Must education have a religion?
It is getting increasingly clear that God has nothing to do with religion. And that the perpetuation of a particular kind of exclusive belief — this is god and none else — through evangelising and setting up and managing schools and hospitals is a sort of imperialist quest for more minds to sacrifice at the alter of influence, power and money.
So, when Abby Nurre, 26, was fired from a Fort Dodge-based St. Edmonds Catholic School for not believing in god, it didn’t come as a surprise. The fact that she was fired because she revealed this on Facebook too is not unexpected, given that for a large number of developed economy citizens, the social networking site is as real as life itself.
What astonishes me is that believers continue to follow such restrictive and suffocating interpretations of god. I’m sure if I met god and asked him, “Sir, are you a Catholic, do you take care of only the Catholics, or do you exclude non-Catholics from your blessings,” he would only laugh at me — with compassion. He would do the same if I replaced ‘Catholic’ with any other religion, sect or sub-sect.
My objection to organised religion is not that it exists as an alternative power centre with the occasional relief being provided to some of its followers through some of its beliefs — an activity that’s entirely individual and has nothing to do with the organisation.
My objection is the coercive nature of any organisation, particularly one that is as backward, regressive and dogmatic as religion. The nearest it comes to any other form is that of dictatorship that keeps you at the dictator’s mercy — he could be benign but chances are rather low.
Among many other things, organised religion forces people to think and believe in a manner that’s interpreted for them by the self-styled leader of the time. And the first thing there is to have faith — the blinder the better — in a particular individual, book, culture and, of course, the leader.
Nurre’s fault was that she was teaching in a Catholic school while being a non-believer and making no bones about it on Facebook. That honesty cost her the job. The easier thing for the school would have been to handhold her into the Catholic belief system through a system of evangelising the religion does very well. This was also something that would have happened by default in the process of teaching Catholic students.
Pity the school and the religion chose this road.
But some questions still plague the mind. One, should every teacher in a Catholic school necessarily be a Catholic? Two, by that extension, must every teacher in a Sanatan Dharma school be a Hindu, a Muslim in an Islamic school, a Buddhist, a Sikh, a Jain in their respective schools?
Finally, must education have a religion?
Religion this week
Faith and Financial America’s Moral Compass
Becoming One with God: Do We Make It Harder Than It Is?
Where the Bikini Finds Sisterhood With the Hijab
What Kind of Life Do You Want to Live?

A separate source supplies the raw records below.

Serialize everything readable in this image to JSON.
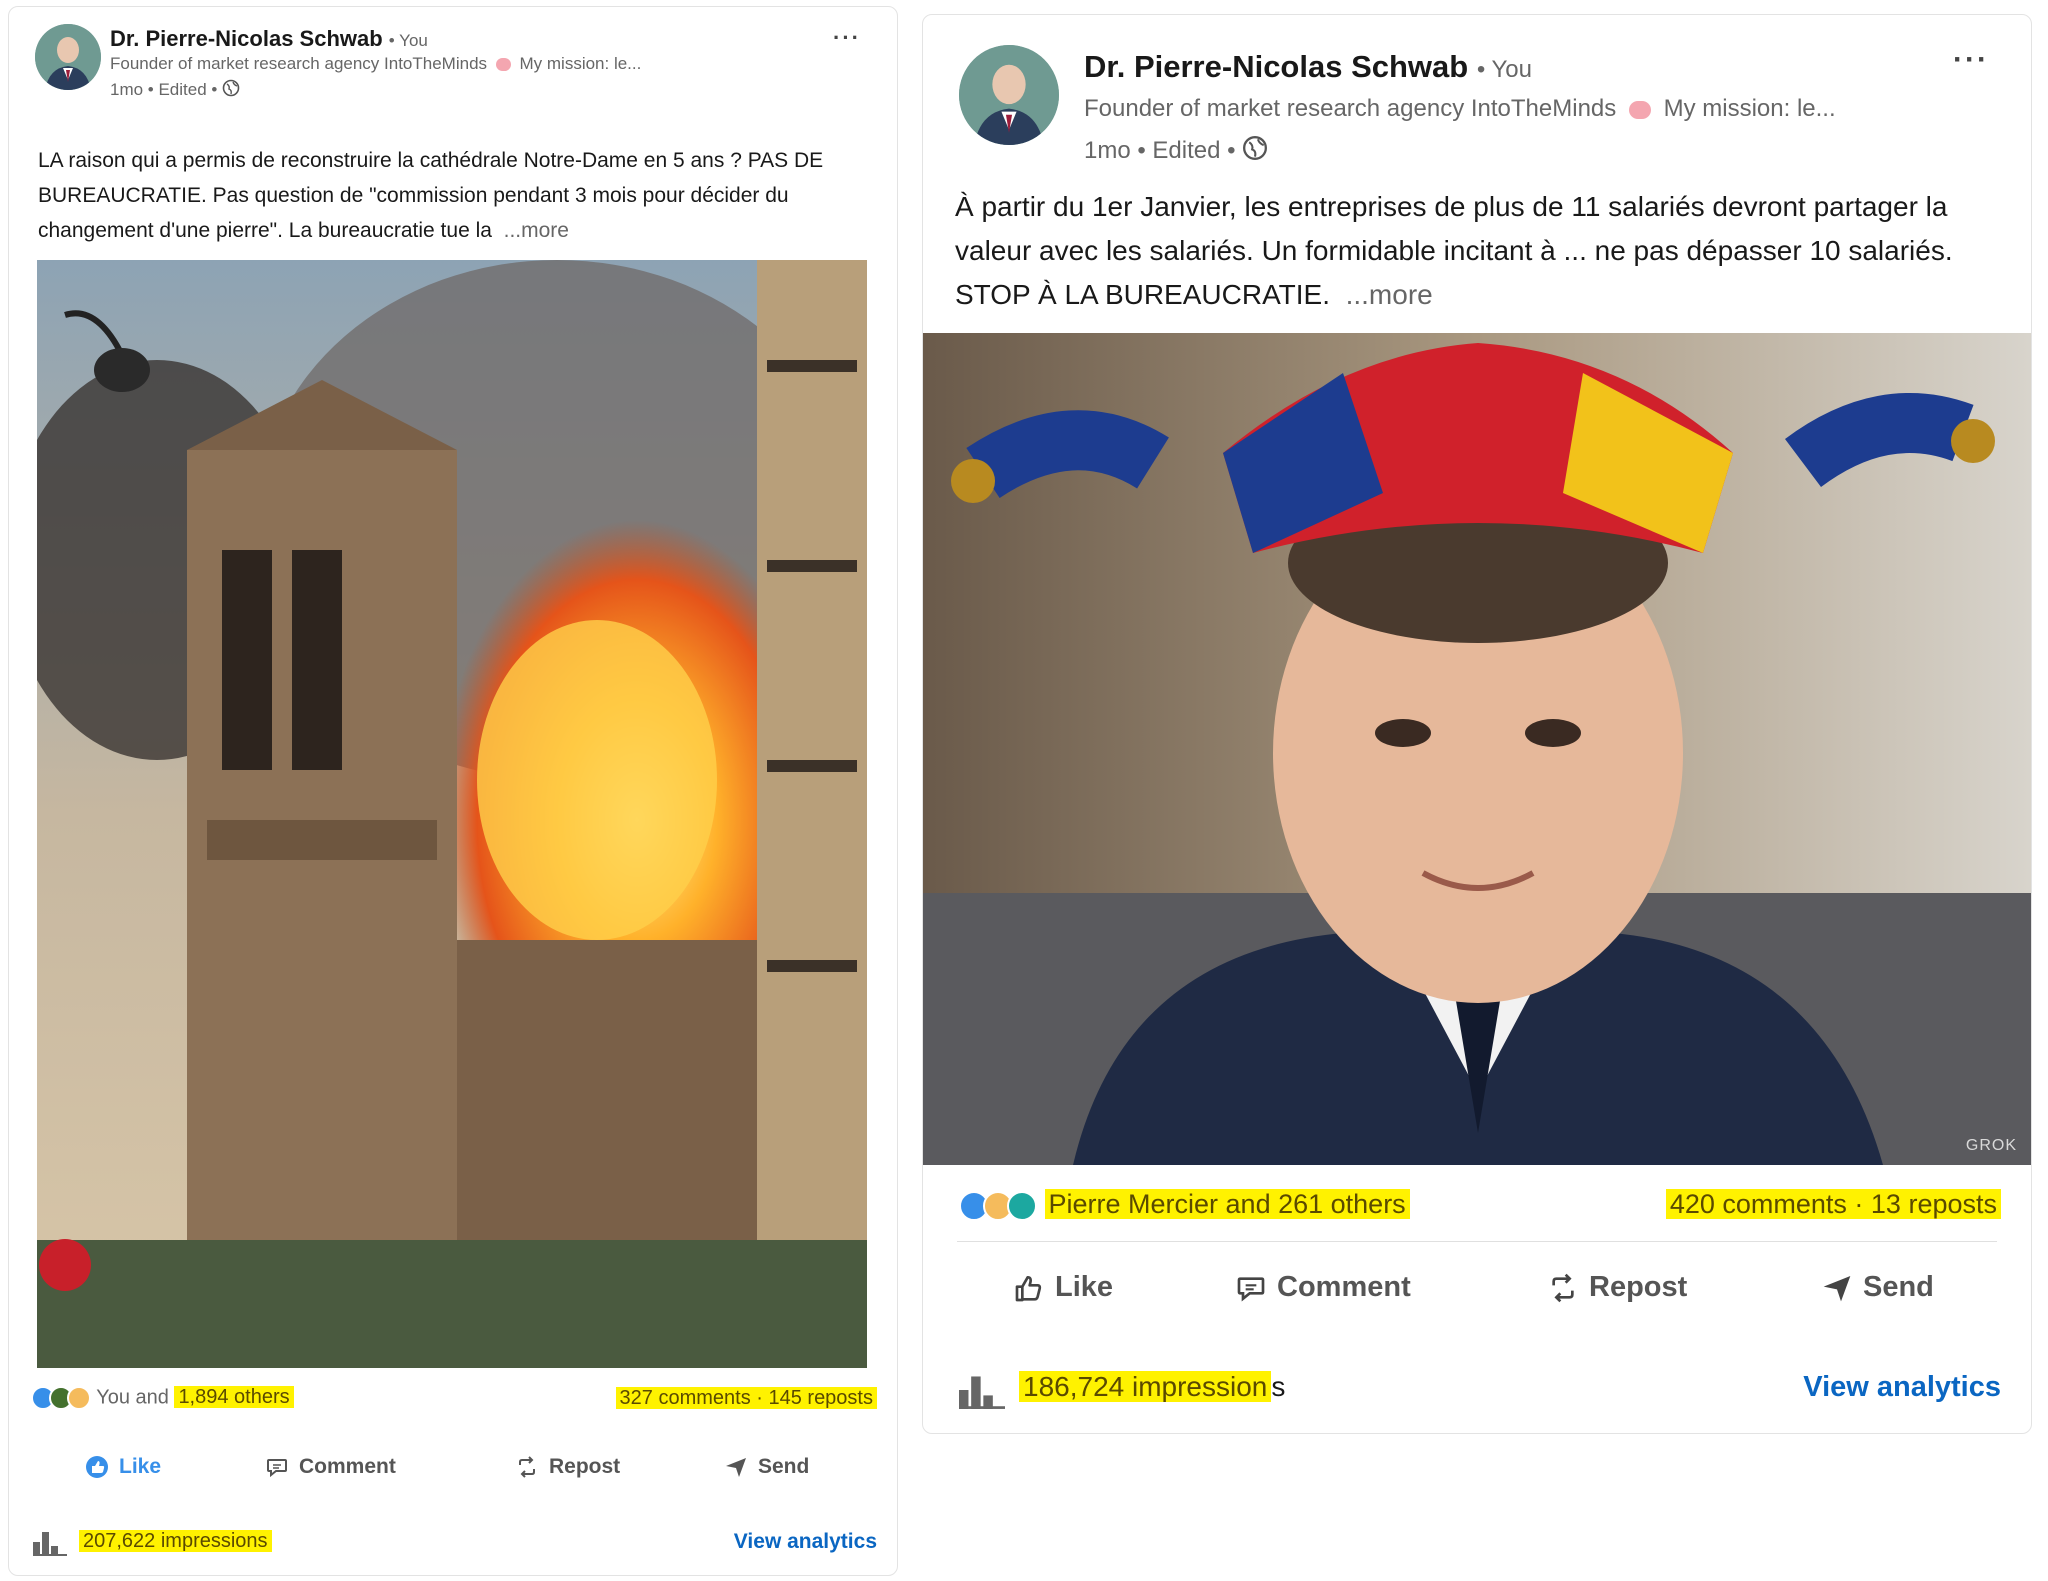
{
  "posts": [
    {
      "author": "Dr. Pierre-Nicolas Schwab",
      "you_tag": "• You",
      "headline": "Founder of market research agency IntoTheMinds",
      "headline_tail": "My mission: le...",
      "meta": "1mo • Edited •",
      "text": "LA raison qui a permis de reconstruire la cathédrale Notre-Dame en 5 ans ? PAS DE BUREAUCRATIE. Pas question de \"commission pendant 3 mois pour décider du changement d'une pierre\". La bureaucratie tue la",
      "more": "...more",
      "image_icon": "notre-dame-fire-photo",
      "reactions_prefix": "You and ",
      "reactions_highlight": "1,894 others",
      "comments_reposts": "327 comments · 145 reposts",
      "actions": [
        "Like",
        "Comment",
        "Repost",
        "Send"
      ],
      "impressions": "207,622 impressions",
      "view_analytics": "View analytics",
      "like_active": true
    },
    {
      "author": "Dr. Pierre-Nicolas Schwab",
      "you_tag": "• You",
      "headline": "Founder of market research agency IntoTheMinds",
      "headline_tail": "My mission: le...",
      "meta": "1mo • Edited •",
      "text": "À partir du 1er Janvier, les entreprises de plus de 11 salariés devront partager la valeur avec les salariés. Un formidable incitant à ... ne pas dépasser 10 salariés. STOP À LA BUREAUCRATIE.",
      "more": "...more",
      "image_icon": "jester-hat-portrait",
      "image_watermark": "GROK",
      "reactions_highlight": "Pierre Mercier and 261 others",
      "comments_reposts": "420 comments · 13 reposts",
      "actions": [
        "Like",
        "Comment",
        "Repost",
        "Send"
      ],
      "impressions_highlight": "186,724 impression",
      "impressions_tail": "s",
      "view_analytics": "View analytics",
      "like_active": false
    }
  ],
  "colors": {
    "highlight": "#fff200",
    "link": "#0a66c2",
    "like_active": "#378fe9"
  }
}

Reflections On Graduation Day
A primer for reporting on religion